Calculating the Rate of Return on Investments

Let's say you invest \$100 in stock, which is called your capital. One year later, your investment yields \$110. What is the rate of return of your investment? We calculate it by using the following formula:

((Return - Capital) / Capital) × 100% = Rate of Return

Therefore,

((\$110 - \$100) / \$100) × 100% = 10%

Your rate of return is 10%.

There are two ways to measure the rate of return on an investment.

Average annual rate of return (also known as average annual arithmetic return)
Compound rate of return (also called average annual geometric return)

A simple example below will show what these two yardsticks measure.

You initially invest \$100. One year later, your investment grows to \$200 in value. The year after that, the investment drops back to \$100. The rate of return after the first year is

((Return - Capital) / Capital) × 100% = Rate of Return

((\$200 - \$100) / \$100) × 100% = 100%

The rate of return after the second year is

((\$100 - \$200) / \$200) × 100% = -50%

By using the formulas for calculating the average annual rate of return, we get a percentage that measures gains accurately over only a short period. Whereas, the geometric or compound rate of return is a better yardstick to measure your investment over the long run. The arithmetic mean or average return should be used to calculate return on investment only in the short-term.
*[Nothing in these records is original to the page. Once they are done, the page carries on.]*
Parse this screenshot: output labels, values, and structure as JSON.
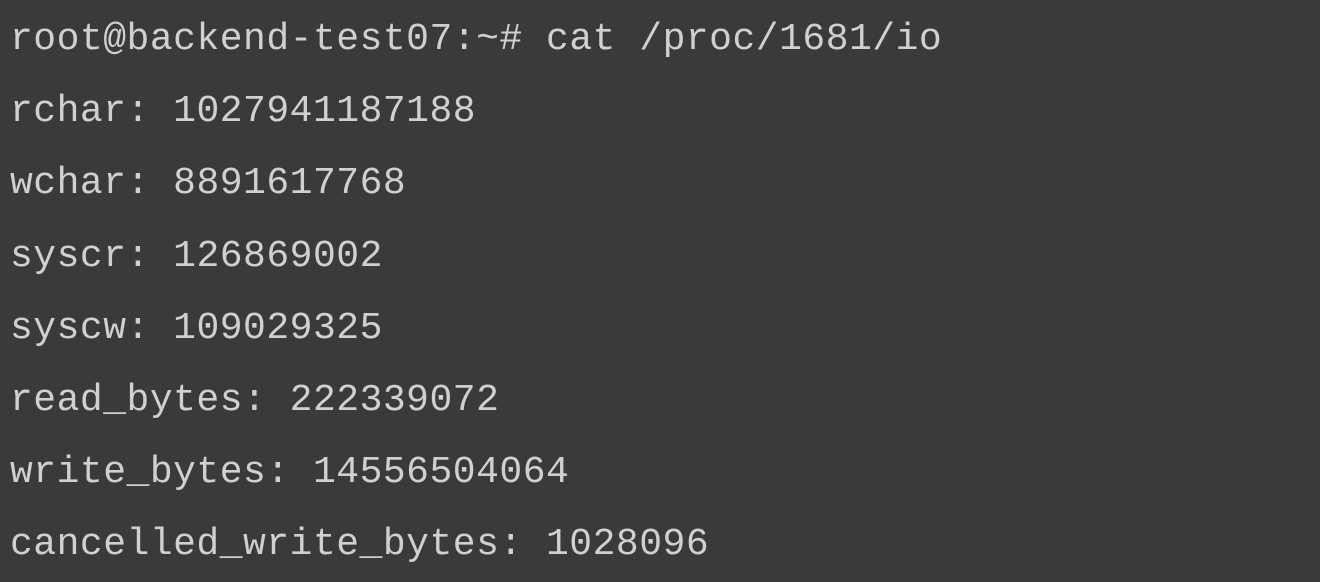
{
  "prompt": {
    "user": "root",
    "host": "backend-test07",
    "path": "~",
    "symbol": "#",
    "command": "cat /proc/1681/io"
  },
  "output": {
    "rchar": {
      "label": "rchar:",
      "value": "1027941187188"
    },
    "wchar": {
      "label": "wchar:",
      "value": "8891617768"
    },
    "syscr": {
      "label": "syscr:",
      "value": "126869002"
    },
    "syscw": {
      "label": "syscw:",
      "value": "109029325"
    },
    "read_bytes": {
      "label": "read_bytes:",
      "value": "222339072"
    },
    "write_bytes": {
      "label": "write_bytes:",
      "value": "14556504064"
    },
    "cancelled_write_bytes": {
      "label": "cancelled_write_bytes:",
      "value": "1028096"
    }
  }
}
Average annual return (arithmetic mean) = (Rate of Return for Year 1 + Rate of Return for Year 2) / 2 = (100% + (-50%)) / 2 = 25% (Arithmetic return = 25%)
Compound return (geometric mean) = (capital / return) ^ (1 / n) - 1 where n = number of years. The formula is (100 / 100) ^ .5 - 1 = 0%. (Geometric return = 0%)
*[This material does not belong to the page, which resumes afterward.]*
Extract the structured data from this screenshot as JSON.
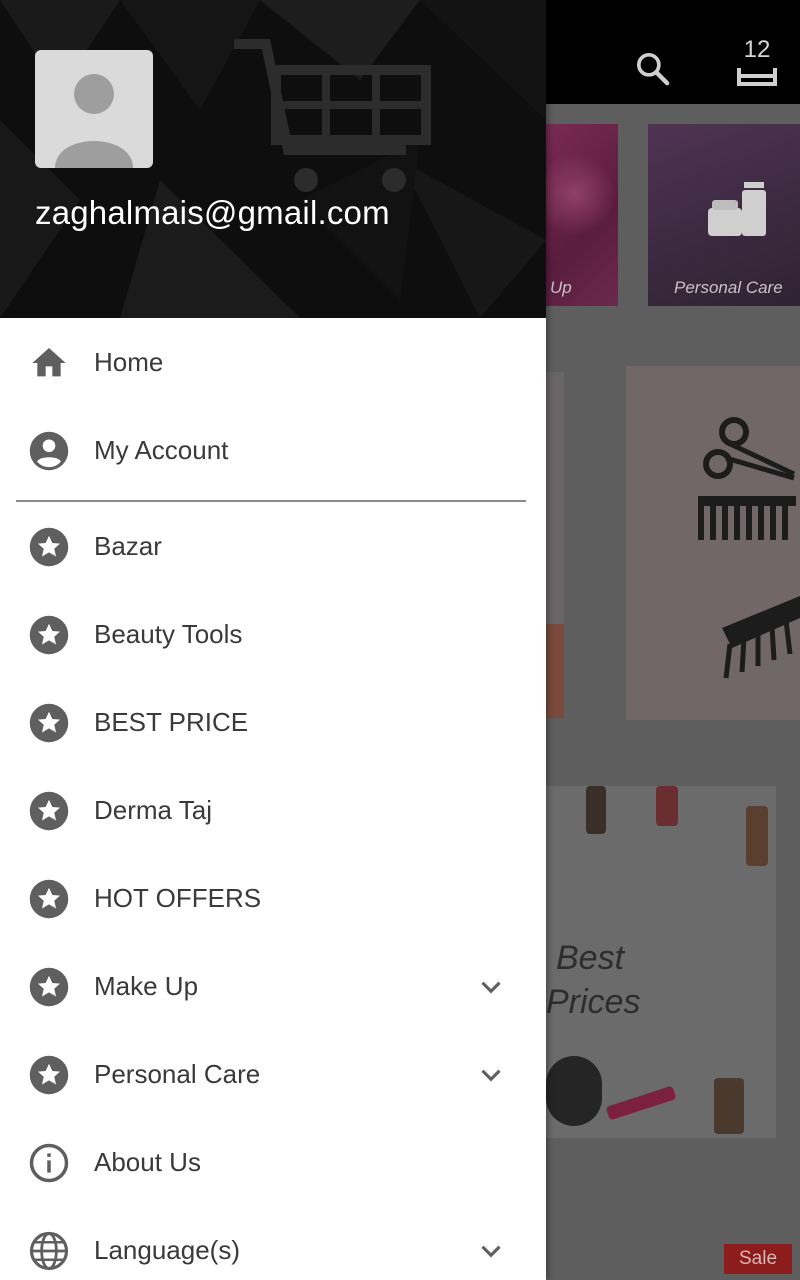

Note : Mutual fund managers report the average annual rate of return (arithmetic) on the investments they manage. As shown in the above example, the arithmetic return of the investment is 25%, even though the value of the investment is the same as it was two years ago. Thus, mutual fund reports are somewhat deceptive.